U.S. Rep. Ted Yoho, R-Fla., the top Republican on the U.S. House Foreign Affairs Subcommittee on Asia, the Pacific, and Nonproliferation, weighed in on President Donald Trump meeting with North Korean dictator Kim Jong Un. On a subcommittee hearing on Tuesday entitled “On the Eve of the Summit: Options for U.S. Diplomacy on North Korea,” Yoho offered the following:
Good morning and thank you, Chairman Sherman, for calling this hearing.
Members on both sides of the aisle share similar national security concerns and oversight priorities regarding the ongoing nuclear diplomacy discussion between the United States and North Korea. This important issue is fitting for our first subcommittee hearing of the 116th Congress.
I look forward to continuing the strong bipartisanship and cooperation that this committee displayed in the 115th Congress.
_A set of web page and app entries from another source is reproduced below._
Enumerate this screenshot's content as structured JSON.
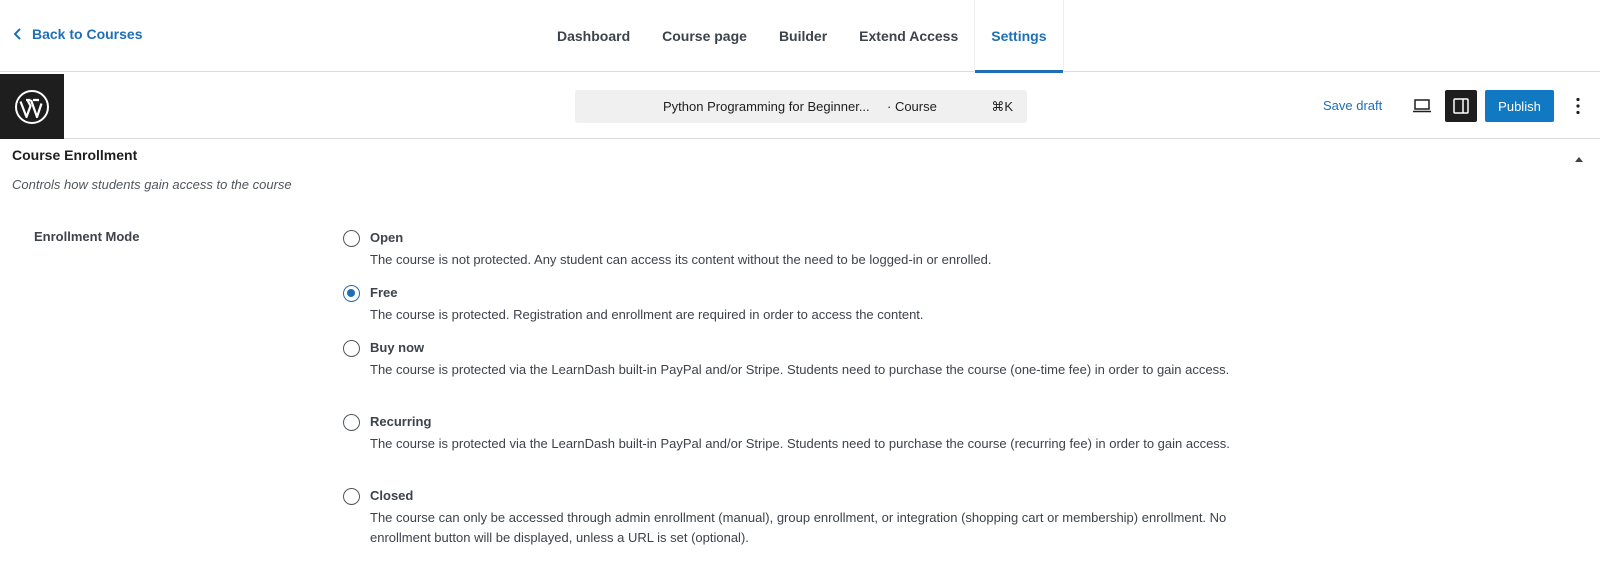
{
  "nav": {
    "back_label": "Back to Courses",
    "tabs": [
      {
        "label": "Dashboard"
      },
      {
        "label": "Course page"
      },
      {
        "label": "Builder"
      },
      {
        "label": "Extend Access"
      },
      {
        "label": "Settings"
      }
    ],
    "active_tab": "Settings"
  },
  "editor": {
    "doc_title": "Python Programming for Beginner...",
    "doc_type": "· Course",
    "shortcut": "⌘K",
    "save_draft": "Save draft",
    "publish": "Publish"
  },
  "section": {
    "title": "Course Enrollment",
    "description": "Controls how students gain access to the course",
    "field_label": "Enrollment Mode",
    "selected": "Free",
    "options": [
      {
        "label": "Open",
        "description": "The course is not protected. Any student can access its content without the need to be logged-in or enrolled."
      },
      {
        "label": "Free",
        "description": "The course is protected. Registration and enrollment are required in order to access the content."
      },
      {
        "label": "Buy now",
        "description": "The course is protected via the LearnDash built-in PayPal and/or Stripe. Students need to purchase the course (one-time fee) in order to gain access."
      },
      {
        "label": "Recurring",
        "description": "The course is protected via the LearnDash built-in PayPal and/or Stripe. Students need to purchase the course (recurring fee) in order to gain access."
      },
      {
        "label": "Closed",
        "description": "The course can only be accessed through admin enrollment (manual), group enrollment, or integration (shopping cart or membership) enrollment. No enrollment button will be displayed, unless a URL is set (optional)."
      }
    ]
  },
  "colors": {
    "accent": "#1e6fb6",
    "publish": "#1079c1",
    "dark": "#1e1e1e"
  },
  "icons": [
    "chevron-left-icon",
    "wordpress-logo",
    "desktop-view-icon",
    "sidebar-toggle-icon",
    "more-vertical-icon",
    "chevron-up-icon"
  ]
}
This committee worked respectfully together, even in some areas where we may have had disagreements.
Over the next two days, President Trump will conduct his second summit with Kim Jong Un, the totalitarian leader of North Korea. The word “historic” is often used to describe these summits, and that much is true. U.S.-DPRK diplomacy has never before taken place at the head-of-state level.
We shouldn’t forget that when President Trump took office, President Obama warned him that the Korean Peninsula would present his most urgent security challenge. However, over the course of President Trump’s first term, we’ve moved from the brink of war to a period of diplomacy.
As this administration moves forward, let us not forget who Kim Jong Un is. He is number 3 in a family lineage hierarchy that is held to deity stature. He has allowed his citizens to starve and suffer while chasing his nuclear ambitions. He is the dictator who has executed over 140 members of the elite and military that surrounded his father and grandfather, including his own uncle. He ordered the assassination of his own brother in Malaysia using VX nerve gas.
He also threatened the US with nuclear annihilation as he sent medium-range ballistic missiles over Japan and proudly claimed that he would target our territory in the South Pacific, Guam, and the mainland if he so desired.
So yes, this is a historic second summit, but we must call for extreme caution as we move forward. Keep in mind three previous administrations have attempted to solve the North Korea dilemma and failed, allowing the Kim regimes to advance their nuclear programs and capability.
Unfortunately, one fact outside the White House’s control remains unchanged: the Kim regime does not deal in good faith.
Kim Jong Un appears to be using the same play book as his two predecessors used before – which is to promise peace and denuclearization in exchange for sanction relief. Once this is granted, the DPRK continues their deceit, lying and continuation of a dangerous nuclear program.
We need to note that nothing has occurred since the Singapore Summit in 2018 in terms of denuclearization. I am extremely concerned that any concessions presented by the DPRK’s diplomatic outreach are hiding equally significant risks.
The president and his team have a giant task at hand. The facts show us that North Korea has not taken any meaningful action to dismantle its nuclear or missile programs.
There has been no disclosure of the number of nuclear bombs, ICBM’s or even a clear definition of what denuclearization means to all sides. Much work needs to be done during this second historic summit.
Meanwhile, Kim Jong Un’s international standing has never been higher. Kim’s diplomatic gambit has led South Korean President Moon to embrace him as a partner in a shared dream for peace and reunification.
It has given him the pretext for strategic coordination with China and a personal relationship with Xi Jinping. Kim will also visit Vladimir Putin in Russia later this year. Kim’s diplomacy has cost him nothing but has short-circuited the unanimous UN sanction campaign although, Putin and Xi were never reliable partners in pressuring North Korea.
Kim has shown how he can leverage China-Russian relations against UN led sanctions and U.S. maximum sanction strategy. The goal of this committee is to facilitate the summit to allow this administration to be successful where previous administrations came up short.
I believe our combined intentions are to hold the administration accountable and make sure sanctions are not relieved until we get significant assurances and verification that the actions of Kim Jong Un are sincere in bringing denuclearization of the Korean Peninsula.
We’re privileged to be joined by two witnesses who have personally sat across from North Korean counterparts at sensitive talks, and I thank them both for being with us here today.
Today’s hearing will be a valuable opportunity for the subcommittee members to develop an understanding of the specifics of this week’s summit— what expectations are reasonable, what we should realistically expect, and how to measure success.”
U.S. Rep. Ted Yoho, R-Fla., was first elected to Congress in 2012.